Although I’ve written about how to draw and paint from memory before, I was randomly looking at articles on BBC News a few months ago when I happened to stumble across this article about an amazing artist called Stephen Wiltshire, who has an extraordinary talent for drawing extremely detailed landscapes from memory.
The BBC article also linked to a Youtube video which shows him drawing a detailed ten-metre panorama of Tokyo from memory after just a short helicopter ride over the city and some sightseeing on the ground. Even though the BBC article points out that he sometimes makes brief sketches from life whilst memorising landscapes, being able to memorise and reproduce the sheer level of fine detail that he does is still an absolutely astonishing feat.
Although very few artists will ever reach the level of skill that Wiltshire displays, being able to draw relatively undetailed landscapes from memory alone is something that pretty much anyone can do. Even though, as I mentioned earlier, there are some basic techniques that you can use to draw from memory I thought that I’d give you a few more tips that might come in handy if you want to learn how to do this:
1) Learn how to copy photos: If you want to learn how to draw from memory, then one skill that is worth learning first is how to copy photographs from sight alone. Although I go into more detail about exactly how to do this in this article, it’s something you need to learn before you start drawing or painting from memory.
Why? Because drawing from photographs teaches you how to copy the shapes and outlines of things accurately (and how to memorise them). It also teaches you to focus on copying the most important parts of any scene that you see ( since these are the only things you will usually have time to memorise when painting from memory).
But, most of all, copying photographs teaches you how to “see” three-dimensional scenes as two-dimensional images. After all, a photograph is a two-dimensional representation of a three-dimensional scene.
When you are memorising something that you want to draw later, you will be looking at a three-dimensional scene but you will need to memorise a two-dimensional version of that scene. You will basically have to take a photograph using your eyes and hold that two-dimensional photo in memory until you can sketch out the basic details of it later. So, knowing how to copy photos is an essential skill for learning how to draw and paint from memory.

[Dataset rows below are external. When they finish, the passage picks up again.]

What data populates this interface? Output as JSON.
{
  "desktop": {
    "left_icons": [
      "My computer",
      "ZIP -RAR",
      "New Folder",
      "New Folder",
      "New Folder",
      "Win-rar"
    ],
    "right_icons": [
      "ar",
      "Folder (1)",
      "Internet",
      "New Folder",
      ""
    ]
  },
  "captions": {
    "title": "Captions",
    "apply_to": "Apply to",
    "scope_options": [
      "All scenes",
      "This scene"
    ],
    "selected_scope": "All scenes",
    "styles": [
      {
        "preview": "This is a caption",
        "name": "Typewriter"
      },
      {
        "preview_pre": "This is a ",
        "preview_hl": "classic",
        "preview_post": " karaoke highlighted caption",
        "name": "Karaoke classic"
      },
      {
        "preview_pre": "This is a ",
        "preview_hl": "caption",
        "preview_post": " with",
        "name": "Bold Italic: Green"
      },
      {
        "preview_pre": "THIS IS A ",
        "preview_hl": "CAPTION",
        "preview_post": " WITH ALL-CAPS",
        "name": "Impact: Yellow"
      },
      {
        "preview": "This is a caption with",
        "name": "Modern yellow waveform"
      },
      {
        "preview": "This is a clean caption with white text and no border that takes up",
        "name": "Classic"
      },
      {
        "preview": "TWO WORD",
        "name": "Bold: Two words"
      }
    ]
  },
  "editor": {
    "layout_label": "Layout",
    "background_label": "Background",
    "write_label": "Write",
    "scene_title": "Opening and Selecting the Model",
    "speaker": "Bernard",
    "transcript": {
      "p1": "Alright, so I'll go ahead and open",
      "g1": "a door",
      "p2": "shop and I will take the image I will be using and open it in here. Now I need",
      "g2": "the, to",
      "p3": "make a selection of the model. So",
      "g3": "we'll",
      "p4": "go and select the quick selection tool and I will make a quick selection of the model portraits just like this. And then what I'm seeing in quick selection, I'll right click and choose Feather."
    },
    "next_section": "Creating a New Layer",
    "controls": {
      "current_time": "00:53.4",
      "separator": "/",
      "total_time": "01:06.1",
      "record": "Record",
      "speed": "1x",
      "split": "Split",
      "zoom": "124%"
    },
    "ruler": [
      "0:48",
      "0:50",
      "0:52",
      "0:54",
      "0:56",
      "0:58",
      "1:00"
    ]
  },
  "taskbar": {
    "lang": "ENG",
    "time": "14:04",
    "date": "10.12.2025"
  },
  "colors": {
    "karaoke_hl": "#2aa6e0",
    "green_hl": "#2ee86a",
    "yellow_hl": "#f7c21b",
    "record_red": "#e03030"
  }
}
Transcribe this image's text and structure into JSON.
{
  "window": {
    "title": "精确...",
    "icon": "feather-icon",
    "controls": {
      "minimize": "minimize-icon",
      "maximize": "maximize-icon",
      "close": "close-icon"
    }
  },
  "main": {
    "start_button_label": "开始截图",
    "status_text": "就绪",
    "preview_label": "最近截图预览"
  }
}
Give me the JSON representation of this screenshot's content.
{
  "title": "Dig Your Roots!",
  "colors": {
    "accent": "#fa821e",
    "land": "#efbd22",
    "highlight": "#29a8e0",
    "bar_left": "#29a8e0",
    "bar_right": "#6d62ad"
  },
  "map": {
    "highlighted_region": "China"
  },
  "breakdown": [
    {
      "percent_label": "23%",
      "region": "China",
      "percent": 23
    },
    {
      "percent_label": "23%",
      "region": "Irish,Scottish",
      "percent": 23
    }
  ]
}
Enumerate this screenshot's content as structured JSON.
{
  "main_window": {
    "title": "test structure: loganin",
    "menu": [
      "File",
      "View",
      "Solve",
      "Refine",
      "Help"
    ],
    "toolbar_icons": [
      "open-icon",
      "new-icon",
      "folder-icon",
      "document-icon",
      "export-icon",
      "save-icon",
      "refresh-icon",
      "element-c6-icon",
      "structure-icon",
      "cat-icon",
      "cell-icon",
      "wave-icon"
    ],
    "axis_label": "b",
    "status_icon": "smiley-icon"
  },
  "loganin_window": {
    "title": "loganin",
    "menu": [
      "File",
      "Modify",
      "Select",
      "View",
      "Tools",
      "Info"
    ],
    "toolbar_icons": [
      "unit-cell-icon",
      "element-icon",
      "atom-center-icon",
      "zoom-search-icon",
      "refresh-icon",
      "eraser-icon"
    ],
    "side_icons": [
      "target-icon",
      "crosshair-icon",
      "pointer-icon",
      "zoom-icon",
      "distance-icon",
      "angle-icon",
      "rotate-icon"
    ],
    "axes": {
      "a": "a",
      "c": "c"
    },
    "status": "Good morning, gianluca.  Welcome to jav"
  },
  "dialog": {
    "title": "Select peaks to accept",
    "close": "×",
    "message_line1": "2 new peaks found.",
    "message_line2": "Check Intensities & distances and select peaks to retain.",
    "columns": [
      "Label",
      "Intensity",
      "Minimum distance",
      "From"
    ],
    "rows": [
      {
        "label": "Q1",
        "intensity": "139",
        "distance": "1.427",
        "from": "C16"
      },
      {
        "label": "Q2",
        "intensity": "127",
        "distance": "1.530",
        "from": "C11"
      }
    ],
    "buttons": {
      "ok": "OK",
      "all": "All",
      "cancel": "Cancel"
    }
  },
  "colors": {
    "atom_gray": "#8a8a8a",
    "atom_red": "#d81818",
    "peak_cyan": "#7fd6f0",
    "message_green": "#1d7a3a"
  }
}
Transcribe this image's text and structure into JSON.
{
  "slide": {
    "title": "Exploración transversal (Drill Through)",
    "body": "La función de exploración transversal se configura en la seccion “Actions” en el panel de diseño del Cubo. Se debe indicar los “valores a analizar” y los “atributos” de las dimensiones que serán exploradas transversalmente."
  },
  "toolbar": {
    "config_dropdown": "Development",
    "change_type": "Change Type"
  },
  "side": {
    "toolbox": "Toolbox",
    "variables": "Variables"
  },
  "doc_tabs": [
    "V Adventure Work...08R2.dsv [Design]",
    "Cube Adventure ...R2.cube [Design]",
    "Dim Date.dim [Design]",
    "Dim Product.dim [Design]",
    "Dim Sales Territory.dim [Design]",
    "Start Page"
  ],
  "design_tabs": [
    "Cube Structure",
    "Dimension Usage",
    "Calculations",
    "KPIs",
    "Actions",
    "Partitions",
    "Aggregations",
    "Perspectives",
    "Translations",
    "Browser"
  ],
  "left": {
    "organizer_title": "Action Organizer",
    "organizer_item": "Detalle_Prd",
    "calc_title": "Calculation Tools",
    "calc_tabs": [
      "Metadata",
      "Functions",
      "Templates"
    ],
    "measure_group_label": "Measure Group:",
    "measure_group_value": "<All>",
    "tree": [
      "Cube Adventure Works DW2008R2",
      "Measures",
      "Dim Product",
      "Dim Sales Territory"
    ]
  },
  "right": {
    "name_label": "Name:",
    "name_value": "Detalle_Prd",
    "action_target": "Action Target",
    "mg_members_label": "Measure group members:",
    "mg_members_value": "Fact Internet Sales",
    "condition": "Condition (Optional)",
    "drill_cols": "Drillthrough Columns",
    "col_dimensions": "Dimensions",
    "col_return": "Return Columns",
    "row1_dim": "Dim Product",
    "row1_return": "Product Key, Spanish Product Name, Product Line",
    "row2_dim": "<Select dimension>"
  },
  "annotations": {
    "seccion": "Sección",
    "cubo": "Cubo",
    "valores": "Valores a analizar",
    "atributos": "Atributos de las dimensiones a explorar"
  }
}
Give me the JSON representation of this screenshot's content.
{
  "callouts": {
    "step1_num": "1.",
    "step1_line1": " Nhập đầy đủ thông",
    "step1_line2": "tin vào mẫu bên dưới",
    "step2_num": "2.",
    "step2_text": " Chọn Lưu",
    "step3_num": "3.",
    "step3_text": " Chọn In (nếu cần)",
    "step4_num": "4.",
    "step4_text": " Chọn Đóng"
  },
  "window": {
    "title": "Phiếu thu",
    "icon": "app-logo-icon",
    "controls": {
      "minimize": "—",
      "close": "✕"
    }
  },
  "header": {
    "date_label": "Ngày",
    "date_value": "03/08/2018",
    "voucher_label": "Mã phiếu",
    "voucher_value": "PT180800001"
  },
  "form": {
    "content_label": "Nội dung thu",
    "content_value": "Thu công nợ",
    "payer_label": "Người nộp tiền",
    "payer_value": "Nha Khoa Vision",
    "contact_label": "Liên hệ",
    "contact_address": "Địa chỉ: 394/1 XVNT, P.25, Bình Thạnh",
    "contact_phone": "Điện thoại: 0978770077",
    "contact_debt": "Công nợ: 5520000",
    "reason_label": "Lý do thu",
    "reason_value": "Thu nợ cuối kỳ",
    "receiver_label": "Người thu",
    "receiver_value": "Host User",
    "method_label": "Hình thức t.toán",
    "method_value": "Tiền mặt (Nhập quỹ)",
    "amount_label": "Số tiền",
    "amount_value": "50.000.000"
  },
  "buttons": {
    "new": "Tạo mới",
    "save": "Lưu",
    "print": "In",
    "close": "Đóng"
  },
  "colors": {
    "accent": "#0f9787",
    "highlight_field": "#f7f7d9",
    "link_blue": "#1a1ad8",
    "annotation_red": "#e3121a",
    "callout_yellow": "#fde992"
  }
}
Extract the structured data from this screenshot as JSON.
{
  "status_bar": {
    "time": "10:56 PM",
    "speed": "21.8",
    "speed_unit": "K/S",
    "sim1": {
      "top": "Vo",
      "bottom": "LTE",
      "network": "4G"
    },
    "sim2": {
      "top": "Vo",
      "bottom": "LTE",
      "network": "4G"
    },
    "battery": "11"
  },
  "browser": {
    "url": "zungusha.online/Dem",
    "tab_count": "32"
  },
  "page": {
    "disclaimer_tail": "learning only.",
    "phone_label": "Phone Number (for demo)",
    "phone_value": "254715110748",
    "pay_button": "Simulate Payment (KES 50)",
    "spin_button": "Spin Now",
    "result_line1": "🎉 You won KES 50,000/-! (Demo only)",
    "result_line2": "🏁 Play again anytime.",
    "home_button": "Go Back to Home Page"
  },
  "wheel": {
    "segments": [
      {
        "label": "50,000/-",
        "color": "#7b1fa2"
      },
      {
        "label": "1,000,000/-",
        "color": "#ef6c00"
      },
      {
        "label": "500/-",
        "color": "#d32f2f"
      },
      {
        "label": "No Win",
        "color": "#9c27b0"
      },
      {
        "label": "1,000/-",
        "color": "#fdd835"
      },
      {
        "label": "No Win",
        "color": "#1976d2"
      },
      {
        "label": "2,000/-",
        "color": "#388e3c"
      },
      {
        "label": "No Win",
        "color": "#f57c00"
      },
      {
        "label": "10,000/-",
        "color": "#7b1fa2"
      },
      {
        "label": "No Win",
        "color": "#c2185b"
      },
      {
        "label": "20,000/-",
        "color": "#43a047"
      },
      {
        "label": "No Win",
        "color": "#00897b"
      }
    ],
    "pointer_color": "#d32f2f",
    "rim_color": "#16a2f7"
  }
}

2) Do it consciously: Like taking an old-fashioned photograph, memorising something you want to draw or paint later takes time. Learning how to draw or paint things from memory doesn’t mean that you’ll suddenly be able to paint or draw literally everything that you’ve seen today.
What it means is that you will be able to make the conscious decision to look at something in a particular way for a minute or two and then you’ll be able to draw or paint a simplified version of it from memory for a short while afterwards.
Why? Because, despite what I’ve said, memorising something that you want to draw or paint isn’t quite like taking a photo. It’s more like something out of the first half of this (rather violent) scene from “Terminator 2: Judgement Day” where the Terminator scans everything and everyone in a room using his robotic eyes.
Notice how, in this scene, the outlines of people are briefly highlighted when the Terminator scans them. This is basically what you have to do in your own mind when you’re memorising something – you have to consciously remember a collection of shapes and outlines.
So, unless you spot something so unusual that you memorise it instantly, memorising something in order to draw or paint it later is a conscious process which takes a minute or two at the very least.
3) Do it once or twice: Although this will probably improve with practice, don’t try to memorise more than one scene at a time. Yes, you may be able to use your memory like a digital camera, but it’s kind of like a low-resolution digital camera with only a few hundred kilobytes of RAM-based storage space.
In other words, don’t try to memorise more than one or two scenes at once and be sure to sketch out something that you’ve memorised before you try to memorise something else. This is because memorising a scene takes a surprising amount of mental processing power, since you’re basically repeating a collection of shapes and outlines to yourself in the same way that you might repeat a shopping list to yourself when you’re trying to memorise it.
So, if you try to memorise too many scenes at once, then you’re going to forget some of them. So, choose one or two really interesting things to memorise at a time.
Anyway, I hope that this was useful 🙂